Alcohol Rehab Programs in Pittsburgh, Pennsylvania
Alcohol rehab is a comprehensive addiction treatment program that helps people with an alcohol addiction recover successfully for the long-term. Alcohol rehab offers a number of treatments and therapies that are directed towards treating the withdrawal, mental addiction, and physical cravings for alcohol.
To hear more about alcohol rehab treatment options, call Drug Treatment Centers Pittsburgh at (412) 235-2317.
Alcohol Abuse vs. Alcohol Addiction
Alcohol abuse and addiction are very different, although abuse can lead to physical dependence.
Substance abuse is characterized by binge drinking, which is drinking enough in two hours to increase the blood alcohol content to .08 percent. Blacking out is a common sign of substance abuse and involves memory lapses of some or all of the events that occurred while under the influence. Additional signs of abuse include:
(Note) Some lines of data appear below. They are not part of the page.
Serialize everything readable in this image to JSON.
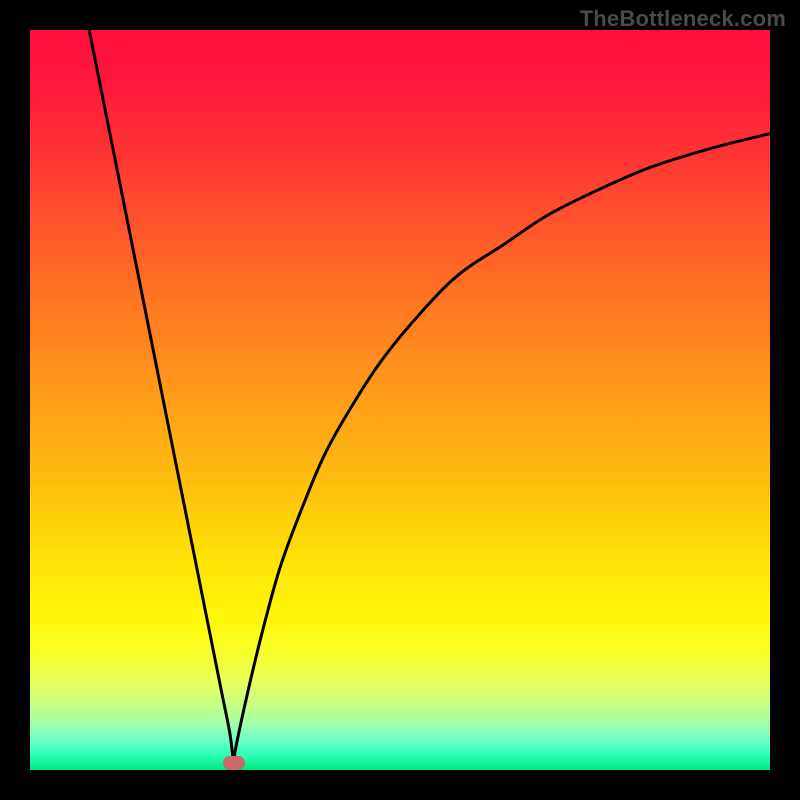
{
  "watermark": {
    "text": "TheBottleneck.com"
  },
  "colors": {
    "frame": "#000000",
    "curve": "#000000",
    "marker": "#c86a69",
    "gradient_top": "#ff0e3f",
    "gradient_bottom": "#02e884"
  },
  "chart_data": {
    "type": "line",
    "title": "",
    "xlabel": "",
    "ylabel": "",
    "xlim": [
      0,
      100
    ],
    "ylim": [
      0,
      100
    ],
    "grid": false,
    "legend": false,
    "marker": {
      "x": 27.5,
      "y": 1.0
    },
    "series": [
      {
        "name": "left-branch",
        "x": [
          8,
          10,
          12,
          14,
          16,
          18,
          20,
          22,
          24,
          25,
          26,
          27,
          27.5
        ],
        "values": [
          100,
          90,
          80,
          70,
          60,
          50,
          40,
          30,
          20,
          15,
          10,
          5,
          1.0
        ]
      },
      {
        "name": "right-branch",
        "x": [
          27.5,
          28,
          30,
          32,
          34,
          37,
          40,
          44,
          48,
          53,
          58,
          64,
          70,
          77,
          84,
          92,
          100
        ],
        "values": [
          1.0,
          4,
          13,
          21,
          28,
          36,
          43,
          50,
          56,
          62,
          67,
          71,
          75,
          78.5,
          81.5,
          84,
          86
        ]
      }
    ]
  }
}
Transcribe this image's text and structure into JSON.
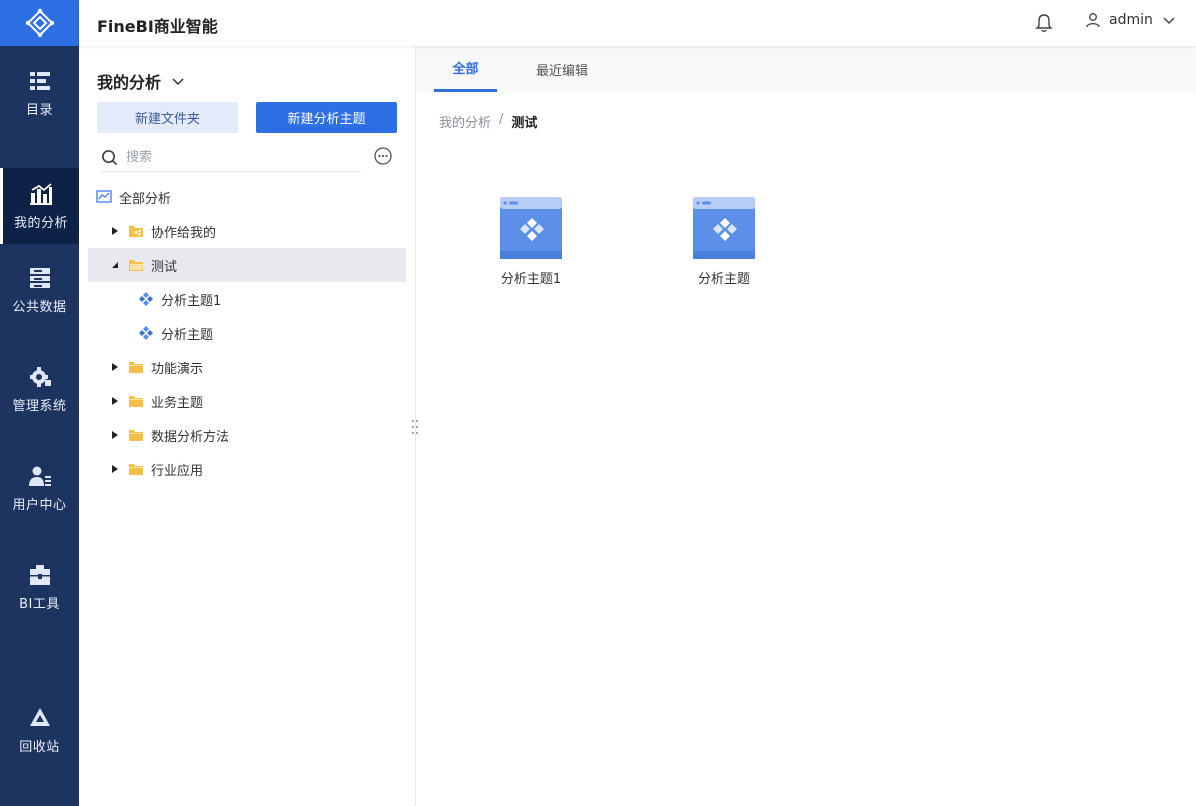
{
  "app": {
    "title": "FineBI商业智能"
  },
  "rail": {
    "items": [
      {
        "label": "目录",
        "icon": "catalog-icon"
      },
      {
        "label": "我的分析",
        "icon": "analysis-chart-icon"
      },
      {
        "label": "公共数据",
        "icon": "database-icon"
      },
      {
        "label": "管理系统",
        "icon": "gear-icon"
      },
      {
        "label": "用户中心",
        "icon": "user-manage-icon"
      },
      {
        "label": "BI工具",
        "icon": "toolbox-icon"
      },
      {
        "label": "回收站",
        "icon": "recycle-icon"
      }
    ],
    "active": "我的分析"
  },
  "header": {
    "user": "admin"
  },
  "panel": {
    "title": "我的分析",
    "new_folder": "新建文件夹",
    "new_subject": "新建分析主题",
    "search_placeholder": "搜索",
    "tree": [
      {
        "label": "全部分析"
      },
      {
        "label": "协作给我的"
      },
      {
        "label": "测试"
      },
      {
        "label": "分析主题1"
      },
      {
        "label": "分析主题"
      },
      {
        "label": "功能演示"
      },
      {
        "label": "业务主题"
      },
      {
        "label": "数据分析方法"
      },
      {
        "label": "行业应用"
      }
    ]
  },
  "tabs": [
    {
      "label": "全部"
    },
    {
      "label": "最近编辑"
    }
  ],
  "breadcrumb": {
    "root": "我的分析",
    "sep": "/",
    "current": "测试"
  },
  "cards": [
    {
      "label": "分析主题1"
    },
    {
      "label": "分析主题"
    }
  ],
  "colors": {
    "accent": "#2f6fe4",
    "rail": "#1e3460",
    "folder": "#f5c04a"
  }
}
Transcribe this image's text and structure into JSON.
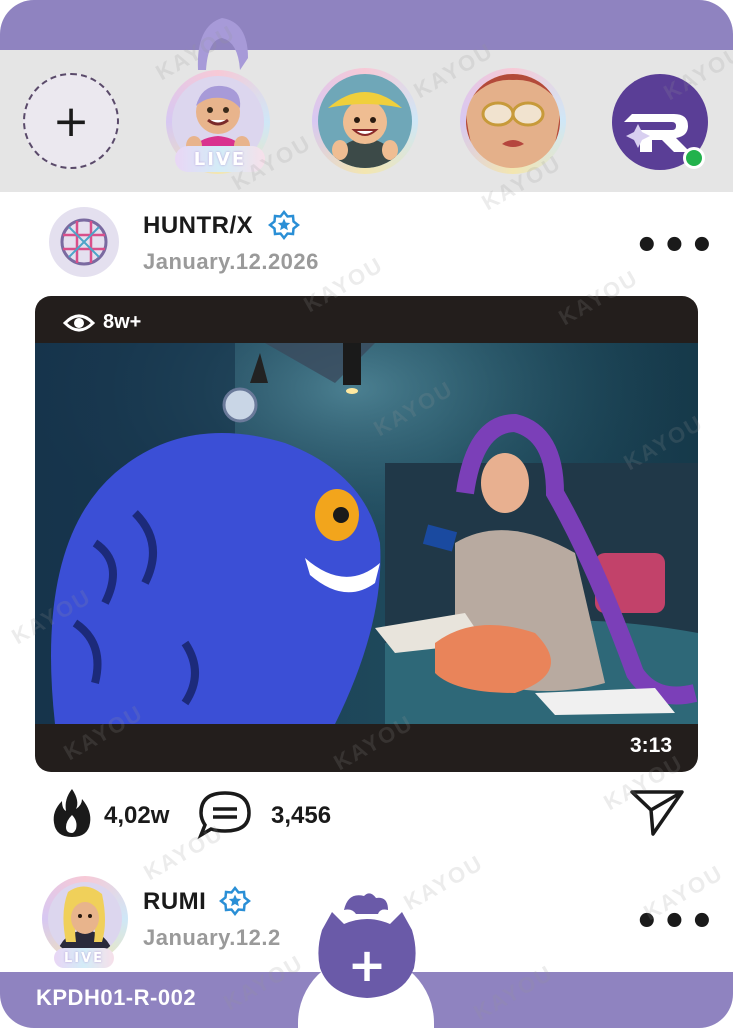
{
  "stories": {
    "add_label": "+",
    "live_label": "LIVE"
  },
  "post1": {
    "username": "HUNTR/X",
    "date": "January.12.2026",
    "more": "•••",
    "views": "8w+",
    "duration": "3:13",
    "likes": "4,02w",
    "comments": "3,456"
  },
  "post2": {
    "username": "RUMI",
    "date": "January.12.2",
    "more": "•••",
    "live_label": "LIVE"
  },
  "footer": {
    "card_code": "KPDH01-R-002",
    "add_label": "+"
  },
  "watermark": "KAYOU",
  "colors": {
    "brand_purple": "#8f83c0",
    "verified_blue": "#2a8fd6",
    "online_green": "#22b24c",
    "story_bg": "#e5e5e5"
  },
  "icons": [
    "plus-icon",
    "verified-badge-icon",
    "more-icon",
    "eye-icon",
    "fire-icon",
    "comment-icon",
    "send-icon",
    "tiger-mascot-icon"
  ]
}
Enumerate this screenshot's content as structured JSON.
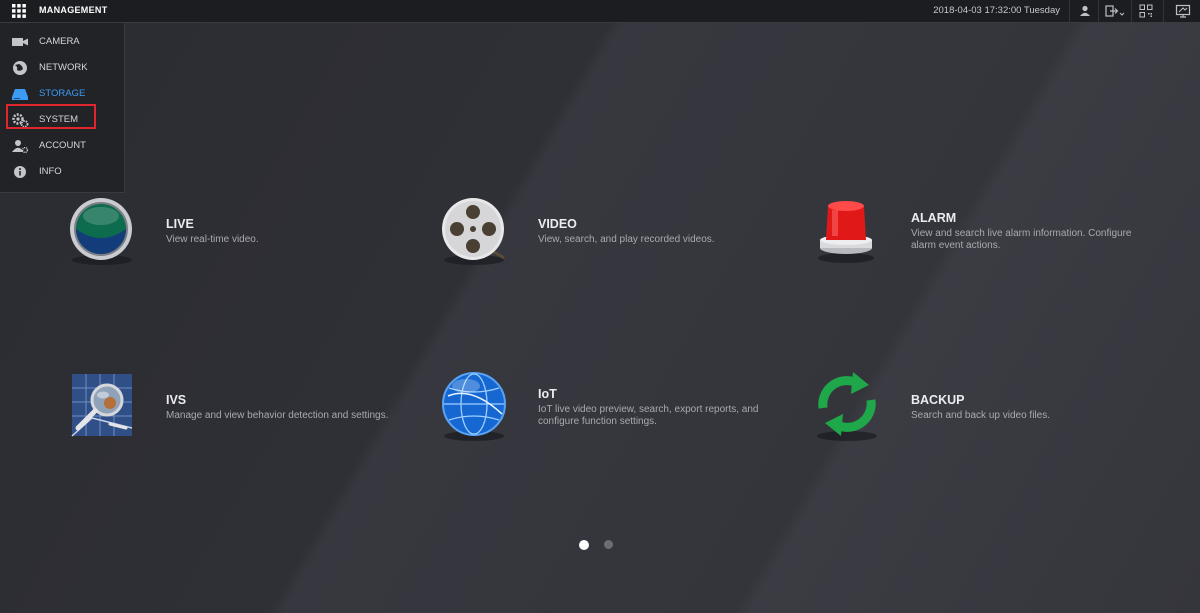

- Engaging in risky behaviors while drinking
- Getting into trouble with the law as a result of drinking
- Drinking to self-medicate.
Addiction occurs when brain structures and functions change as a result of building up a tolerance to drinking, which means that the body requires more and more alcohol to get the same effects. In addition to building up a tolerance, other signs and symptoms of addiction include:
- Neglecting responsibilities at home and in the community.
- Experiencing intense cravings.
- Continuing to drink despite negative consequences.
- Continuing to drink despite trying to stop or wanting to stop.
- Experiencing withdrawal symptoms.
- Abandoning activities once enjoyed.
How Does Alcohol Abuse Turn Into an Addiction?
Initially, drinking increases the effects of GABA, a neurotransmitter responsible for producing feelings of calm and well-being. Over time, however, drinking suppresses the activity of GABA, and more drinks are needed to get the desired effects. At the same time, the activity of the neurotransmitter glutamate, which is responsible for feelings of excitement, is suppressed, and it responds by functioning at a higher level than normal.
Once these brain functions have changed, quitting drinking will cause the activity of these neurotransmitters to rebound, and withdrawal symptoms will set in as the body's way of indicating that it needs alcohol to operate "normally." Once this occurs, it's clear that a physical addiction has set in.
How Alcohol Rehab Works
Breaking the physical addiction is the first step in alcoholism treatment. Medical detox is used to break the physical addiction and involves administering medications as needed to prevent or alleviate the intensity of certain withdrawal symptoms, which may include a highly dangerous or fatal condition known as delirium tremens, or DTs.
After medical detox has broken the physical addiction, various treatment therapies are employed to address the far more complex psychological aspects of the addiction. These typically include cognitive and behavioral therapies, which help patients develop self-awareness concerning their ideas, attitudes, and beliefs surrounding the addiction.
Alcohol rehab starts with medical detoxification, which breaks the physical addiction with the help of medications that are administered by physicians to reduce the intensity of withdrawal symptoms associated with reducing or abstaining from drinking. The second phase of rehab is the treatment phase, during which various therapies are used to treat the complex issues behind the addiction. The third phase of rehab is the implementation of an aftercare plan to help prevent relapse once treatment has been successfully completed.
After treatment is successfully completed, a relapse prevention plan is personalized and implemented to help patients maintain the momentum for recovery gained in treatment. The aftercare plan will typically include ongoing group, individual, and family therapy as well as participation in a community support group like Alcoholics Anonymous or Smart Recovery.